Now, compare catching a ball with predicting any future event — be it the expected local weather in Lissingdown,[5] or the level of the Eurostoxx, six months from now. The further in the future the event, the poorer your snapshot prediction will be, however sophisticated your apparatus. Now, ball-catching isn’t that wicked: none of the factors at play in the fight of a cricket ball are especially suggestible, or possessed of independent moral agency, after all. Weather predicting is more wicked, and stock markets are properly, fire-in-a-crowded-theatre wicked, but the principle remains the same. The nearer you are to the event, the better your guess will be.

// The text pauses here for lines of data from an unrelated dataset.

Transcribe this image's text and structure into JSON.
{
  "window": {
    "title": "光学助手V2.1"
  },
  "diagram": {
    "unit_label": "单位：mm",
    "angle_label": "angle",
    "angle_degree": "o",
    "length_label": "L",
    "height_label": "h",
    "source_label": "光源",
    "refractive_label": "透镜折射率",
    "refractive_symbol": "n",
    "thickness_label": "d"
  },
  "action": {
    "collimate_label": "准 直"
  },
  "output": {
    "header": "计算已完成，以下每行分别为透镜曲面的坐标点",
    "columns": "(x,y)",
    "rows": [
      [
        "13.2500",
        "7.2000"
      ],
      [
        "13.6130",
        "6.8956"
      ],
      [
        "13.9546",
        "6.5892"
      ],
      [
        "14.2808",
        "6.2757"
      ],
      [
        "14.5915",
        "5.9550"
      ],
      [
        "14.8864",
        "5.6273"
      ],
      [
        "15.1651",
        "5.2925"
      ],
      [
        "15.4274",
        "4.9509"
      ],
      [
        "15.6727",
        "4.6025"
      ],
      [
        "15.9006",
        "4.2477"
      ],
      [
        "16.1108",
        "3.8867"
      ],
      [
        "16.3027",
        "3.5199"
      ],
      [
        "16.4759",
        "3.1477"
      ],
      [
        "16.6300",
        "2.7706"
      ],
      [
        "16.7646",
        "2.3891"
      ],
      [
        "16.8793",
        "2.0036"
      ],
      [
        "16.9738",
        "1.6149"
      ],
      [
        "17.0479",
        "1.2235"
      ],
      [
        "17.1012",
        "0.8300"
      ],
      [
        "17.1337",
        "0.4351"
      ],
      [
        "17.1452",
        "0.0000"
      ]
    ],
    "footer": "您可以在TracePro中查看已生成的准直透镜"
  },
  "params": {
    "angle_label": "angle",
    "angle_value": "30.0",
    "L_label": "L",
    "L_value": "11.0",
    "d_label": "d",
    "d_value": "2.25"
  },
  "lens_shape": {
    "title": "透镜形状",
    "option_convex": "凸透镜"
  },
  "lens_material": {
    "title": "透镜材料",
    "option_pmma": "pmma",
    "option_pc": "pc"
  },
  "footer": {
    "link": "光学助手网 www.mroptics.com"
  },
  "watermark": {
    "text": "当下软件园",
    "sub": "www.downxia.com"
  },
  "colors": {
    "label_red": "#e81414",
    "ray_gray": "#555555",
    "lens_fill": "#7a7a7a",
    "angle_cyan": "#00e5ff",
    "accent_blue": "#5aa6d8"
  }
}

Calculating an exact parabola from initial conditions — even if you have good approximations of the necessary data inputs to hand, which you won’t — will give you a rough vector and distance, but the range of potential trajectories will be far too great to to ever actually catch the ball. Likewise, the prediction of rain in Lissingdown a month in advance is is highly speculative: we may have average rainfall data, but as to whether it will rain or not at a given moment, who can say?

Where the gaze heuristic helps us is by constantly, and cheaply, refining and updating that initial prediction as the event gets closer and better information becomes available. The skill lies in the experience and judgment in making those on-the-fly adjustments: that is, expertise. Likewise, with a weather forecast: my guess is as good as yours whether it will be raining 6 months from now; but I can be certain as I look out my window to an angry Lissingdown sky that it will still be raining 5 minutes from now.

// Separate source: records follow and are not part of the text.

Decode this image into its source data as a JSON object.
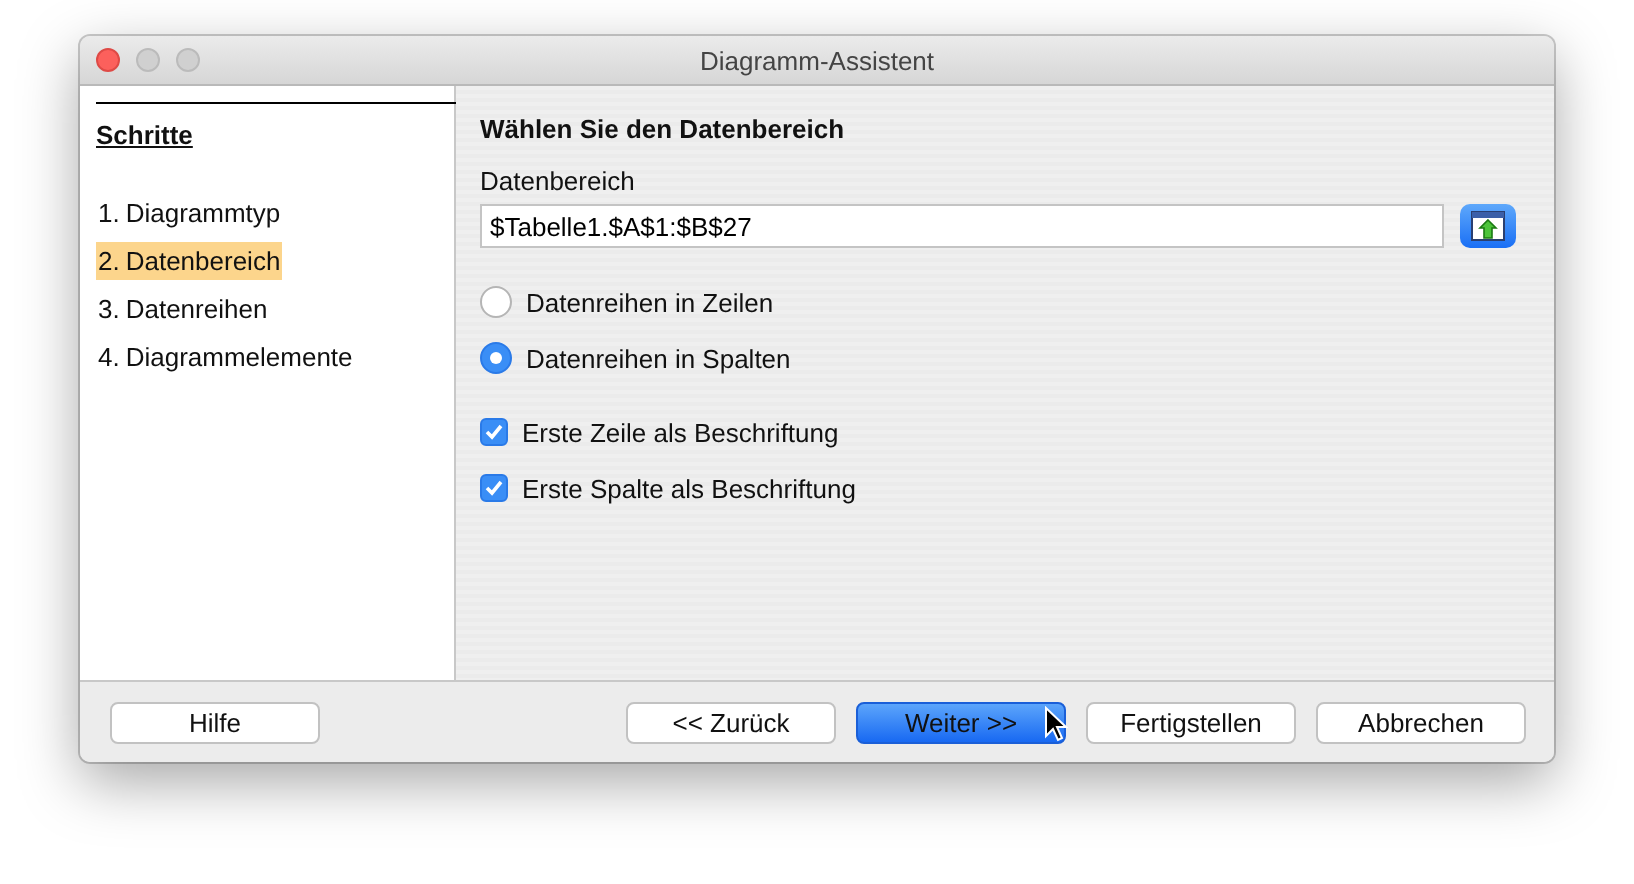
{
  "window": {
    "title": "Diagramm-Assistent"
  },
  "sidebar": {
    "heading": "Schritte",
    "items": [
      {
        "number": "1.",
        "label": "Diagrammtyp",
        "selected": false
      },
      {
        "number": "2.",
        "label": "Datenbereich",
        "selected": true
      },
      {
        "number": "3.",
        "label": "Datenreihen",
        "selected": false
      },
      {
        "number": "4.",
        "label": "Diagrammelemente",
        "selected": false
      }
    ]
  },
  "content": {
    "heading": "Wählen Sie den Datenbereich",
    "range_label": "Datenbereich",
    "range_value": "$Tabelle1.$A$1:$B$27",
    "radios": [
      {
        "label": "Datenreihen in Zeilen",
        "selected": false
      },
      {
        "label": "Datenreihen in Spalten",
        "selected": true
      }
    ],
    "checkboxes": [
      {
        "label": "Erste Zeile als Beschriftung",
        "checked": true
      },
      {
        "label": "Erste Spalte als Beschriftung",
        "checked": true
      }
    ]
  },
  "buttons": [
    {
      "label": "Hilfe",
      "default": false
    },
    {
      "label": "<< Zurück",
      "default": false
    },
    {
      "label": "Weiter >>",
      "default": true
    },
    {
      "label": "Fertigstellen",
      "default": false
    },
    {
      "label": "Abbrechen",
      "default": false
    }
  ]
}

This is hard for a complicated systems guy. Complicated systems you can brute force, and you can predict how they will behave. You can pre-bake solutions, making them more simple. In complex systems you can’t: need to keep your options open and be prepared to shift, adapt, re-evaluate, and toss out whatever you might have concluded before now. Philip Tetlock’s “Superforecasters” are complex systems thinkers. Baseball players are complex systems thinkers. Richard Dawkins, whom I like to imagine was dyspraxic,[6] is a complicated systems thinker.

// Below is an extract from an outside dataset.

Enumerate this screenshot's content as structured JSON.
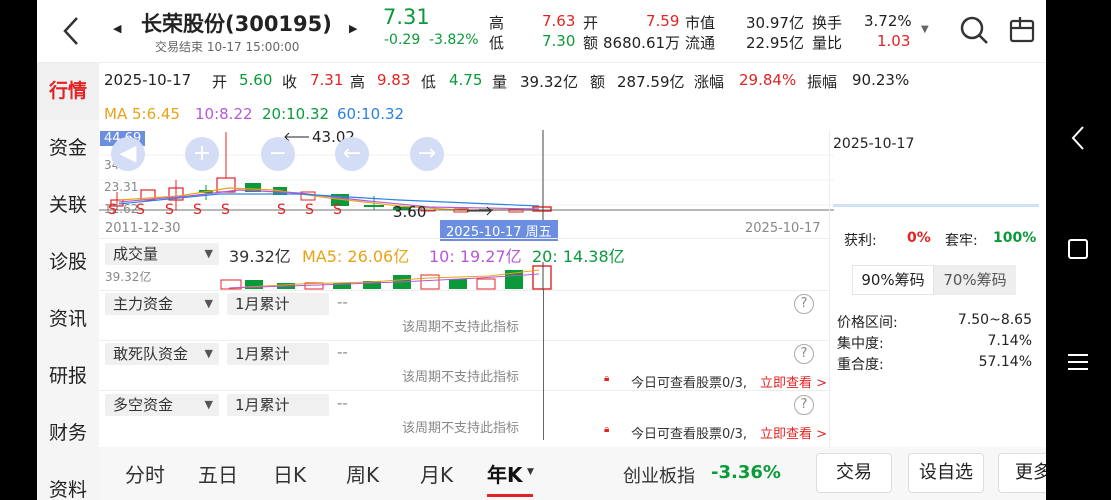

If a complex system blows up, “complicated” risk management systems can get in the way

Frequently complicated system risk attenuators can, in fact, aggravate risk situations in complex systems. Alarms going off make it harder to hear; multiple alarms increase panic and obscure each other; an obligation to follow prescribed safety routines can impede quick and surgical response to traumatic situations. There are times, therefore, where you want to throw your checklist out the window. [7]


  1. Open question — a gaping open question, like when your goalie has come up for a corner — is why a traditional risk manager is managing what is undoubtedly a wicked environment using tools suitable for a tame one. But it was ever thus: Black-Scholes option pricing model, which is predicated on a normal distribution, can’t work with The tail events and whose failure in those circumstances led directly to both the LTCM collapse and the Great Financial Crisis, is still widely used today, after all.
  2. Needless to say, this is not what our management consultant friends, who advocate down-skilling and offshoring, want to hear.
  3. Ohh, but catching a ball isn’t a wicked problem! I hear you cry. For hard-determinist, reductionist types maybe, but if you have ever pondered the odd lack of tenured physics professors in the national cricket team you may, like the JC beg to differ. The JC’s celebrated experiments with the proverbial crisp packet in St Mark’s Square may help explain.
  4. A study a while back found professional baseball players, while excellent at catching moving balls they were allowed to run towards, had a lot more trouble predicting where those balls would land when made to stand still.
  5. May the lord bless and watch over Ronnie Barker.
  6. largely because he was trying to solve differential equations instead of running after the ball, of course.
  7. I know, I know — try telling that to the chap who landed his plane on the Hudson thanks to his unflappable compliance with cockpit checklists, right?